Whatever the records say, repeat them exactly as given.

### Provided records
- Opening Delimiter -

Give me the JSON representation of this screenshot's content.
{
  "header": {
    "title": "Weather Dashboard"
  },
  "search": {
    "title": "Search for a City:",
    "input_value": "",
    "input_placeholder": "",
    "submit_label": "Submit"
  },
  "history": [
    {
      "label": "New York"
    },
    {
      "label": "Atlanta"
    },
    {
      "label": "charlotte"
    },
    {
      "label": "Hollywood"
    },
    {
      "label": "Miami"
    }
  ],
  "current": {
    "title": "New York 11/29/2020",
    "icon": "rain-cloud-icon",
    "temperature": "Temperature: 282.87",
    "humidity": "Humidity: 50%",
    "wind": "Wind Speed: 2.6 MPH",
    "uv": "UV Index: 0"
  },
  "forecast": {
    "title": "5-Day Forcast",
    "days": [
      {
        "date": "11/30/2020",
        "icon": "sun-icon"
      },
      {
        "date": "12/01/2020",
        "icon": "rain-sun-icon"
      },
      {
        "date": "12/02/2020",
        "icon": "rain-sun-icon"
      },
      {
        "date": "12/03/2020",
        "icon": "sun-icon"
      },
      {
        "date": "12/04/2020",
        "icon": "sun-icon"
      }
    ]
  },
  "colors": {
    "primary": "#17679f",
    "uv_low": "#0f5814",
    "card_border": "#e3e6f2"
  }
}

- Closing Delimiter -

### Solution below
Give me the JSON representation of this screenshot's content.
{
  "header": {
    "title": "Weather Dashboard"
  },
  "search": {
    "title": "Search for a City:",
    "input_value": "",
    "input_placeholder": "",
    "submit_label": "Submit"
  },
  "history": [
    {
      "label": "New York"
    },
    {
      "label": "Atlanta"
    },
    {
      "label": "charlotte"
    },
    {
      "label": "Hollywood"
    },
    {
      "label": "Miami"
    }
  ],
  "current": {
    "title": "New York 11/29/2020",
    "icon": "rain-cloud-icon",
    "temperature": "Temperature: 282.87",
    "humidity": "Humidity: 50%",
    "wind": "Wind Speed: 2.6 MPH",
    "uv": "UV Index: 0"
  },
  "forecast": {
    "title": "5-Day Forcast",
    "days": [
      {
        "date": "11/30/2020",
        "icon": "sun-icon"
      },
      {
        "date": "12/01/2020",
        "icon": "rain-sun-icon"
      },
      {
        "date": "12/02/2020",
        "icon": "rain-sun-icon"
      },
      {
        "date": "12/03/2020",
        "icon": "sun-icon"
      },
      {
        "date": "12/04/2020",
        "icon": "sun-icon"
      }
    ]
  },
  "colors": {
    "primary": "#17679f",
    "uv_low": "#0f5814",
    "card_border": "#e3e6f2"
  }
}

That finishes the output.